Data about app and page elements
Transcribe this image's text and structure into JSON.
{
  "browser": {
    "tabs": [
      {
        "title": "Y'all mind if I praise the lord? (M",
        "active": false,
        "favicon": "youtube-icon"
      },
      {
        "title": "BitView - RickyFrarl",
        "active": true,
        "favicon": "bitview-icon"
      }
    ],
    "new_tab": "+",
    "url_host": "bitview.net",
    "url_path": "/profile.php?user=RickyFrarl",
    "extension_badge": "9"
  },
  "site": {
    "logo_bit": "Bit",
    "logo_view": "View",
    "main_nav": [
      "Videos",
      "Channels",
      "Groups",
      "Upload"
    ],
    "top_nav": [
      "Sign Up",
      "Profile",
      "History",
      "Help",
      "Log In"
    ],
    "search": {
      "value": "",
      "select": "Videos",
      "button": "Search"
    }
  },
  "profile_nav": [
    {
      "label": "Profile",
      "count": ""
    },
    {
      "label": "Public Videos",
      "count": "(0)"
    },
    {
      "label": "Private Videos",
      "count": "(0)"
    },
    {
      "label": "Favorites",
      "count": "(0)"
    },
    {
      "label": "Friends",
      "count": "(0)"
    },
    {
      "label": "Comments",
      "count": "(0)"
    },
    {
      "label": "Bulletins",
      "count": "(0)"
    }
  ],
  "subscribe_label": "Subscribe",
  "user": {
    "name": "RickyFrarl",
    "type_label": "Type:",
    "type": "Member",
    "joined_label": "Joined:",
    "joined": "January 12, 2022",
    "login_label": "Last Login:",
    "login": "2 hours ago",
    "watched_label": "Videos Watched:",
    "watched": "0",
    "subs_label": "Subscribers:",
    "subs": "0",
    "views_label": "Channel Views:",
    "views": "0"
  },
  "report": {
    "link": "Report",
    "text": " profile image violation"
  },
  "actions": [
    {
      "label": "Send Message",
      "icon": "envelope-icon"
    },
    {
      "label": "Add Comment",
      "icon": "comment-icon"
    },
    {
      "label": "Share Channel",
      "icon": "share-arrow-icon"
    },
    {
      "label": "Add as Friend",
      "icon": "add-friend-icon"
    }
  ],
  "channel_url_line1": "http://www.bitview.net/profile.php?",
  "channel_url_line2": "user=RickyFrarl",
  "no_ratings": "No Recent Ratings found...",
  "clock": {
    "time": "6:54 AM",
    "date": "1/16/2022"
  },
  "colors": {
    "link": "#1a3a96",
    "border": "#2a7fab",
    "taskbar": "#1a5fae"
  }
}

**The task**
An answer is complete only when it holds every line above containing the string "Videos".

**Task response**
      "Videos",
      "select": "Videos",
      "label": "Public Videos",
      "label": "Private Videos",
    "watched_label": "Videos Watched:",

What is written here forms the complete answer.